Architectural Forensics:
  It is very rare to find structures that exist today just as they did when originally built. It is expected, that a major remodel has taken place every 30-50 years and minor changes taking place all the time.  Just as we do today.  In order to restore a building to its original build, you must analyze every aspect of the building available for viewing.  Then you analyze the building that is not as visible and the traces of what is missing.

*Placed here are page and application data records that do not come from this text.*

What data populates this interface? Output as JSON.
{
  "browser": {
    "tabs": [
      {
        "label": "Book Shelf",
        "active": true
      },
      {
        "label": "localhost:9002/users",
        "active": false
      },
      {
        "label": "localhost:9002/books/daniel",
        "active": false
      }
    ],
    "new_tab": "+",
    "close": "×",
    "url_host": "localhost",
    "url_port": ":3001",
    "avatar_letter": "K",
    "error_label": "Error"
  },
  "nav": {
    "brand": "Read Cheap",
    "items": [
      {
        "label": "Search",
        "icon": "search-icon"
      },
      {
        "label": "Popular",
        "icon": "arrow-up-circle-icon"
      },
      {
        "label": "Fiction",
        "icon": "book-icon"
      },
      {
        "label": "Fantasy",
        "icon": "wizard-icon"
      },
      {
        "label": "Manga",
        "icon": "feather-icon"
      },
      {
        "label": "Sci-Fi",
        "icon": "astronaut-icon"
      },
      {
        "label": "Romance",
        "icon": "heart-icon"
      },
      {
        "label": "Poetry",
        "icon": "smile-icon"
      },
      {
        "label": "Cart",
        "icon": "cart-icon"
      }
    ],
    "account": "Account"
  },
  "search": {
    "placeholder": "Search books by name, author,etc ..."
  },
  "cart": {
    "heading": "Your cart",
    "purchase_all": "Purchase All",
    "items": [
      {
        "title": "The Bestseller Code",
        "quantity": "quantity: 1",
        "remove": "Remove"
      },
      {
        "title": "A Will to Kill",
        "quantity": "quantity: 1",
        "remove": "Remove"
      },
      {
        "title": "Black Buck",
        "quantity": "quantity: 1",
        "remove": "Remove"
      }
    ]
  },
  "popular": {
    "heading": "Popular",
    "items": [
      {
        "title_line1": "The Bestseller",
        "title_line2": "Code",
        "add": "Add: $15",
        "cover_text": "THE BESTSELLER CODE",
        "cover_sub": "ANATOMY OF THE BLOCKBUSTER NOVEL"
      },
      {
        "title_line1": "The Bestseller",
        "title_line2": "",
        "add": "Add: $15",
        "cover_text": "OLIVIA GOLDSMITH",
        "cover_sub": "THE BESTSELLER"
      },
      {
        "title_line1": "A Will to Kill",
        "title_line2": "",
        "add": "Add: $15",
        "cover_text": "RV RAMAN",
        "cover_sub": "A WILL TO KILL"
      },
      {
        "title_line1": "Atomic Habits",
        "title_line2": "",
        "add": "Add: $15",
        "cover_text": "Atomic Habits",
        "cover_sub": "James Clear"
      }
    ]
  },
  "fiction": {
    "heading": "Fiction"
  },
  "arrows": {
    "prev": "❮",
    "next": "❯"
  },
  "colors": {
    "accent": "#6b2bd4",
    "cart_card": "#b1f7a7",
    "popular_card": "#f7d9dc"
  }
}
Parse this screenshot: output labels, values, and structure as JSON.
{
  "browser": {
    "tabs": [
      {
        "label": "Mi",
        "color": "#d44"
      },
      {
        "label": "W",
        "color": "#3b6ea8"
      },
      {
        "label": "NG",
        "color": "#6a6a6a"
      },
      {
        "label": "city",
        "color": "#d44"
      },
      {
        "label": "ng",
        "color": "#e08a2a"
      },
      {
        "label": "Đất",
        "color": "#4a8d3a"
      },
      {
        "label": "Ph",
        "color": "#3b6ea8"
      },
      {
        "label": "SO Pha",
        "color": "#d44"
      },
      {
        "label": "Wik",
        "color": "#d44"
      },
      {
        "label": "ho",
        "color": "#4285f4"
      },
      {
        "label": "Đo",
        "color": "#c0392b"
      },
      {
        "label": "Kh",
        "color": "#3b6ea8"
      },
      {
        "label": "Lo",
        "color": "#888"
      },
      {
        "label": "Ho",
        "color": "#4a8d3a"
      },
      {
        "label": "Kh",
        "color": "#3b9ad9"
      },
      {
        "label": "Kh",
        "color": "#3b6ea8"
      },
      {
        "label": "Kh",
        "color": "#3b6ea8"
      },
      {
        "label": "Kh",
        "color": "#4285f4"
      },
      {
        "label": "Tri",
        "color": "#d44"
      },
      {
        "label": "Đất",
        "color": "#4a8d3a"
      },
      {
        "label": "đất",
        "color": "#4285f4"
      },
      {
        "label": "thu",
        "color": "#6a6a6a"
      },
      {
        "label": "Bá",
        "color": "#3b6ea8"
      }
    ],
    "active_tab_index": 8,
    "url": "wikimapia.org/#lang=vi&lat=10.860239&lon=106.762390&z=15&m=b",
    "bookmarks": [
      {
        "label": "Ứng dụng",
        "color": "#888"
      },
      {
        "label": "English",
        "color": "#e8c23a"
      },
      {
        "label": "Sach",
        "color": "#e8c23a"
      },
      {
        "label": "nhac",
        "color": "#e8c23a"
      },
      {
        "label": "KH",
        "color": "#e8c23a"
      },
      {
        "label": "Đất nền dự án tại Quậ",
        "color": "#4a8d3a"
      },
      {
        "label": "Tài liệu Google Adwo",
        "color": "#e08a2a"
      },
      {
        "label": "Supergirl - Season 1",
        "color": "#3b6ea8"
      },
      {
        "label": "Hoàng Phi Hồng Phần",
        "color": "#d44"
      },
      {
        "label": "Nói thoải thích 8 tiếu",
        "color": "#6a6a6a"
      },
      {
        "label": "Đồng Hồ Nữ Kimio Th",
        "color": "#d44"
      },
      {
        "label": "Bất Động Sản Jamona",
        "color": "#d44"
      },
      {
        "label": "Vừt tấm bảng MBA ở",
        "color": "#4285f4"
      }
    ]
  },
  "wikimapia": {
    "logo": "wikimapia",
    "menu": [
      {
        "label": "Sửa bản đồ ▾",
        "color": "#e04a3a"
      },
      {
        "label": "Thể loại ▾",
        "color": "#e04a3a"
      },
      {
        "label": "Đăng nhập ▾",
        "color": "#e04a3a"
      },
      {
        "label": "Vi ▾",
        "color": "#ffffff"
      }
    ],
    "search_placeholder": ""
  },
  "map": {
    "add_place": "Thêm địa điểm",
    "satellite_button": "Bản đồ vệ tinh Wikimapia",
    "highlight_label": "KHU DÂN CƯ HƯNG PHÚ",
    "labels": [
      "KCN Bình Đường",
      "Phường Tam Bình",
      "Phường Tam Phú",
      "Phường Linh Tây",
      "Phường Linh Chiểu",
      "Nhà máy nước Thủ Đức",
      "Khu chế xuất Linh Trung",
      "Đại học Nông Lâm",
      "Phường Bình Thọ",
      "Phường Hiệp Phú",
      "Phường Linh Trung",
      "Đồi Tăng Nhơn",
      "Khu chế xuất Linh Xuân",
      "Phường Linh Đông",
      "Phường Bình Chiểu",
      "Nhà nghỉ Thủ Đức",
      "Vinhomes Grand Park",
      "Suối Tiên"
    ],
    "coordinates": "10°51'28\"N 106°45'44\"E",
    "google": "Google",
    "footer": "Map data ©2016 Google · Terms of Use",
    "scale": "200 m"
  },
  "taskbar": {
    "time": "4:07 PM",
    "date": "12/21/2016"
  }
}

For example, we would know that an 1820's house would not have manufactured 3" flooring installed with wire nails.  We would expect to find at least one other set of nail holes (square) in the in the joist as well.  The spacing of the holes will give us a good indications of the width of the floor boards.  This simple example shows the importance of looking for what is not there and paying attention to the hidden clues.  When doing architectural forensics, I look for the original layer of fabric the house and document the changes and alterations of the structure. I'm looking at paint and other finishes, type of mortar used, roofing material, ghost marks of missing material, as well as the overall arrangement of the house including staircase placement, fenestration, chimneys, etc. All of these components are important in and of themselves but must be balanced with the written documentation, oral history, economics of the builder and of the times as well as regional buildings traditions.  Architectural analysis is the most important part of the planning stage, and guides everything that follows. It will give you the historical blue print needed for a successful restoration.

Planning & Project Director: After the fieldwork, all photographs, measurements and drawings are completed, the job is now ready for the planning stage.  In this stage, the field work, research and documentation come together.  The decision is made of what to keep, what was original to the period of significance and how the building is to be interpreted.  This will normally involve a historian, architect, and myself as a historical construction consultant. More often than not there will not be a qualified restoration contractor in the area. Local contractors are often used with the help of local workers and artisans to aid in carrying out the restoration.  When I am the historical construction consultant, I oversee the overall historical integrity of the work.  I work with the contractor by spec-ing out the replacement elements such as flooring, timbers, doors, hardware, etc..  I can also help find the resources for these.  I also work closely with the crew and artisans to insure all work is being done historically correct, using the same tools and materials as the original builder.  

"I welcome the opportunity to work with private home owners as well.  Many times I am asked to come their site to determine if a project is feasible or not.  Often there is a question of whether a building is in good enough condition to restore or can I help a client through the process of a log replacement, chinking or jacking.  My experience may save you a great amount of time and frustration."